In 2012, I was welcomed in Milan by good friends.

Palazzo Dell'Arengario San Lorenzo The columns of San Lorenzo
Central Station Central Station, finished in 1931 Central Station
Central Station Central Station Central Station
The Brera art gallery A fascist building Piazza Mercanti
St. Sebastian The Brera's library was founded by Maria Theresa of Austria Palazzo Dei Giureconsulti
My kind host Marcellum Veiled dame
Sant'Alessandro In Zebedia San Carlo San Giorgio
The Bank Of Italy La Scala The Arch Of Peace, built under Napoleonic rule
Galleria Vittorio Emanuele II San Sebastiano (built after deliverance from the plague of 1576) San Sebastiano
The Ambrosian Library The Ambrosian Library The Ambrosian Library
The Ambrosian Library Gloves worn by Napoleon at Waterloo Santa Maria Presso San Satiro, with its convincing trompe l'œil
St. Ambrose (a bishop of Milan) is entombed in the eponymous 4th-century basilica, outside of which one can find a column said to display the imprint of the Devil's horns (cf. the Devil's footprint of Munich and the Devil's finger in Poggio Bustone).
Santa Maria Delle Grazie, where Da Vinci's Last Supper resides Santa Maria Delle Grazie The Devil's Column
Santa Maria Delle Grazie Santa Maria Delle Grazie The Basilica Of St. Ambrose, bishop of Milan
Castello Sforzesco The Monumental Cemetery The navigli
Castello Sforzesco The clockwork devil of Milan The Rondanini Pietà
Nice old tram Streghina Tempio Della Vittoria
Milan Cathedral
The cathedral is covered in magnificent marble sculpture The crossing lantern and La Madonnina Florid tracery amid sheer perpendicular panelling
The cathedral door Unusual transept chapel West front
As "the only gothic cathedral south of the Alps", Milan Cathedral is certainly an astonishing and unique structure.
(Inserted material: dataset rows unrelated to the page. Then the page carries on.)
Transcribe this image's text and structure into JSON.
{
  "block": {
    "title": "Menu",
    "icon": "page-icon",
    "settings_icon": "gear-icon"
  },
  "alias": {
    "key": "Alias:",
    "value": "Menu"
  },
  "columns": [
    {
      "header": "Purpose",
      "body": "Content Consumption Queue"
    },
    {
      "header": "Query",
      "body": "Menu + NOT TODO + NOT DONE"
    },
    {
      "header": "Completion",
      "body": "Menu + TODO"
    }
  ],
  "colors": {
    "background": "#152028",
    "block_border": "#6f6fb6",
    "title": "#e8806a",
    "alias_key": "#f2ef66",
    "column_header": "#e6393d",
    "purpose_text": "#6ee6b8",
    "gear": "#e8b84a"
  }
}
Its original design is the product of the Parler dynasty of architects (whose other work is in Strasbourg and Prague) and Frenchmen such as Nicolas De Bonaventure, although the sondergotik is more evident than the flamboyant touches. Italian influence is seen in the choice of glorious white Candoglia marble (brought along the navigli), and the occasional lapse into classical details and statuary. Work began on the apse in 1387, while the lantern was not added until 1500, and the majority of the spires date from the 19th century.
Turrets Pinnacles Spires
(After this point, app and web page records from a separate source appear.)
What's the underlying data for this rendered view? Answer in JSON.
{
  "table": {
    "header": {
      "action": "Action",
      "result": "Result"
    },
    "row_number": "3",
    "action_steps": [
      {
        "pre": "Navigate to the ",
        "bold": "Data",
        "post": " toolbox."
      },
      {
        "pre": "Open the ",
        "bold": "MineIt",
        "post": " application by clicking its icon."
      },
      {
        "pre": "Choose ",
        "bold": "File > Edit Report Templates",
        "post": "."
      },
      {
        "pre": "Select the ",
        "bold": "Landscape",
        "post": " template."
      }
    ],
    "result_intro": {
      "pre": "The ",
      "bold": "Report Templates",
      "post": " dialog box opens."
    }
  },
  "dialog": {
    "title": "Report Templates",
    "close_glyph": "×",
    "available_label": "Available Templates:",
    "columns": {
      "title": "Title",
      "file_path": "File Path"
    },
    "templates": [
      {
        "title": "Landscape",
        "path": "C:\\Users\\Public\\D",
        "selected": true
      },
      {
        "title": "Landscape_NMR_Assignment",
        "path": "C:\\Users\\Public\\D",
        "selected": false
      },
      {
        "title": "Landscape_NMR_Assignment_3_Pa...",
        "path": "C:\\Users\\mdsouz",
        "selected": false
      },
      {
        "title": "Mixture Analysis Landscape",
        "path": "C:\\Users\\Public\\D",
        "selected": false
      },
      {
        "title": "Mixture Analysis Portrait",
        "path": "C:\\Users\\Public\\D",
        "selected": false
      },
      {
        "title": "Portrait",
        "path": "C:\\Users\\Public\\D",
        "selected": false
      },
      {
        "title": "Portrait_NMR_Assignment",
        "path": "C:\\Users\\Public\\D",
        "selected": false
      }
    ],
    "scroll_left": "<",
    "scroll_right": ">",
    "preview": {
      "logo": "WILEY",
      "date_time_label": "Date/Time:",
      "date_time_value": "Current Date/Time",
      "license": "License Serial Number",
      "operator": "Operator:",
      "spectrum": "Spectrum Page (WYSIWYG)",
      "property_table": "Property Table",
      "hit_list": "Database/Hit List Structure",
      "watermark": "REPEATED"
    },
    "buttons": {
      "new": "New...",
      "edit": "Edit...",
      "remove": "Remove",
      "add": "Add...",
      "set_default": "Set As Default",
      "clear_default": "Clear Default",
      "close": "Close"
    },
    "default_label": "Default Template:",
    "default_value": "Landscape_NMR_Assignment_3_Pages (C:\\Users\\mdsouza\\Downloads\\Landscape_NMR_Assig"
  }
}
Traceried marble flying buttresses Traceried marble flying buttresses View of Torre Velasca
The nave The transept
St. Bartholomew, carrying his own skin The crossing (the lantern admits little light) The Holy Nail is kept in the vault above the quire, and when the bishop wishes to retrieve it he is carried up in a cloud ('nivola')
Carved vault surface The tomb of St. Charles Borromeo The crypt
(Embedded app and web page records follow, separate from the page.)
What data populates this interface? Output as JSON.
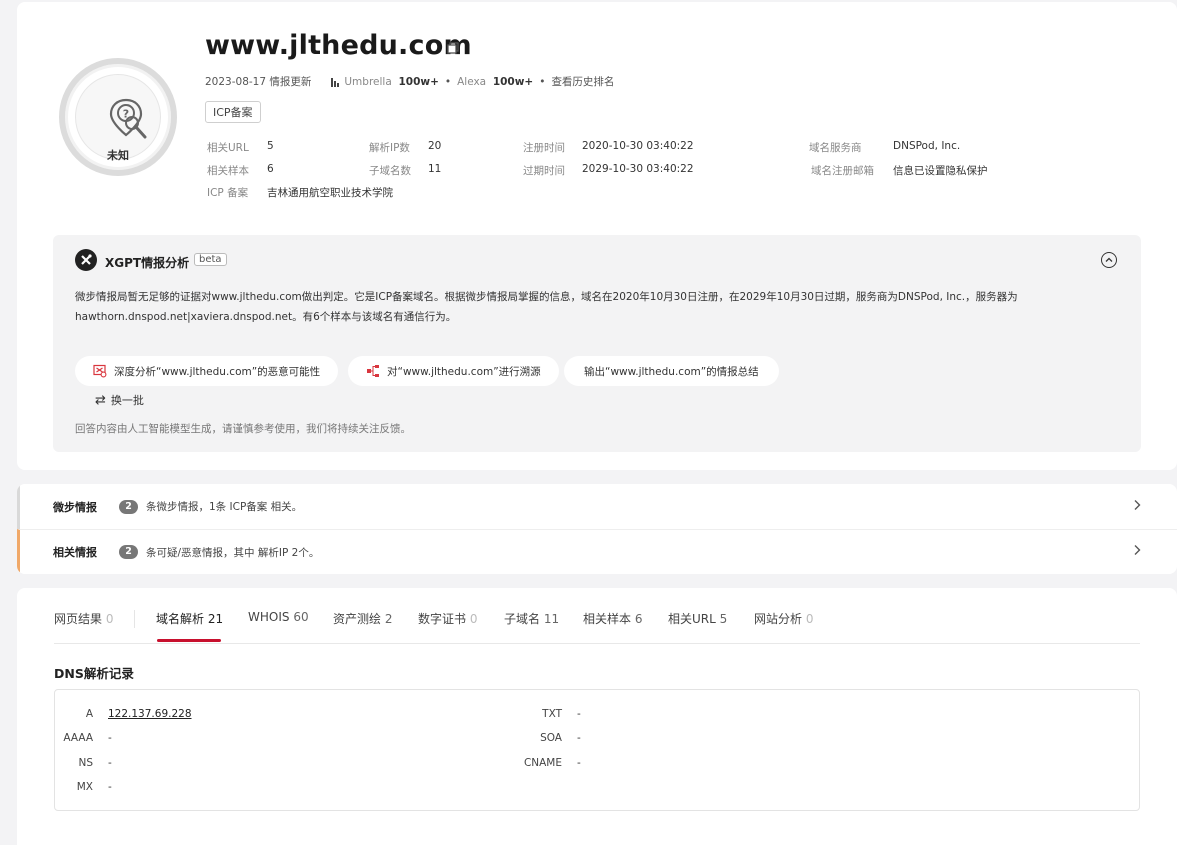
{
  "header": {
    "domain": "www.jlthedu.com",
    "avatar_label": "未知",
    "update_date": "2023-08-17",
    "update_label": "情报更新",
    "umbrella_label": "Umbrella",
    "umbrella_value": "100w+",
    "alexa_label": "Alexa",
    "alexa_value": "100w+",
    "history_rank": "查看历史排名",
    "icp_tag": "ICP备案"
  },
  "info": {
    "related_url_label": "相关URL",
    "related_url_value": "5",
    "resolve_ip_label": "解析IP数",
    "resolve_ip_value": "20",
    "reg_time_label": "注册时间",
    "reg_time_value": "2020-10-30 03:40:22",
    "registrar_label": "域名服务商",
    "registrar_value": "DNSPod, Inc.",
    "related_sample_label": "相关样本",
    "related_sample_value": "6",
    "subdomain_label": "子域名数",
    "subdomain_value": "11",
    "expire_label": "过期时间",
    "expire_value": "2029-10-30 03:40:22",
    "reg_email_label": "域名注册邮箱",
    "reg_email_value": "信息已设置隐私保护",
    "icp_label": "ICP 备案",
    "icp_value": "吉林通用航空职业技术学院"
  },
  "xgpt": {
    "title": "XGPT情报分析",
    "beta": "beta",
    "text_line1": "微步情报局暂无足够的证据对www.jlthedu.com做出判定。它是ICP备案域名。根据微步情报局掌握的信息，域名在2020年10月30日注册，在2029年10月30日过期，服务商为DNSPod, Inc.，服务器为",
    "text_line2": "hawthorn.dnspod.net|xaviera.dnspod.net。有6个样本与该域名有通信行为。",
    "pill1": "深度分析“www.jlthedu.com”的恶意可能性",
    "pill2": "对“www.jlthedu.com”进行溯源",
    "pill3": "输出“www.jlthedu.com”的情报总结",
    "refresh": "换一批",
    "disclaimer": "回答内容由人工智能模型生成，请谨慎参考使用，我们将持续关注反馈。"
  },
  "intel": {
    "weibu_name": "微步情报",
    "weibu_count": "2",
    "weibu_desc": "条微步情报，1条 ICP备案 相关。",
    "related_name": "相关情报",
    "related_count": "2",
    "related_desc": "条可疑/恶意情报，其中 解析IP 2个。"
  },
  "tabs": [
    {
      "label": "网页结果",
      "count": "0"
    },
    {
      "label": "域名解析",
      "count": "21"
    },
    {
      "label": "WHOIS",
      "count": "60"
    },
    {
      "label": "资产测绘",
      "count": "2"
    },
    {
      "label": "数字证书",
      "count": "0"
    },
    {
      "label": "子域名",
      "count": "11"
    },
    {
      "label": "相关样本",
      "count": "6"
    },
    {
      "label": "相关URL",
      "count": "5"
    },
    {
      "label": "网站分析",
      "count": "0"
    }
  ],
  "dns": {
    "title": "DNS解析记录",
    "a_label": "A",
    "a_value": "122.137.69.228",
    "aaaa_label": "AAAA",
    "aaaa_value": "-",
    "ns_label": "NS",
    "ns_value": "-",
    "mx_label": "MX",
    "mx_value": "-",
    "txt_label": "TXT",
    "txt_value": "-",
    "soa_label": "SOA",
    "soa_value": "-",
    "cname_label": "CNAME",
    "cname_value": "-"
  },
  "colors": {
    "accent_red": "#c8102e",
    "related_bar": "#f0a868"
  }
}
Monza shelters in its cathedral the Iron Crown Of Lombardy, one of the oldest crowns in Europe. Napoleon presumed to wear it not long before his demise.

Santa Maria In Strada Monza Cathedral Monza Cathedral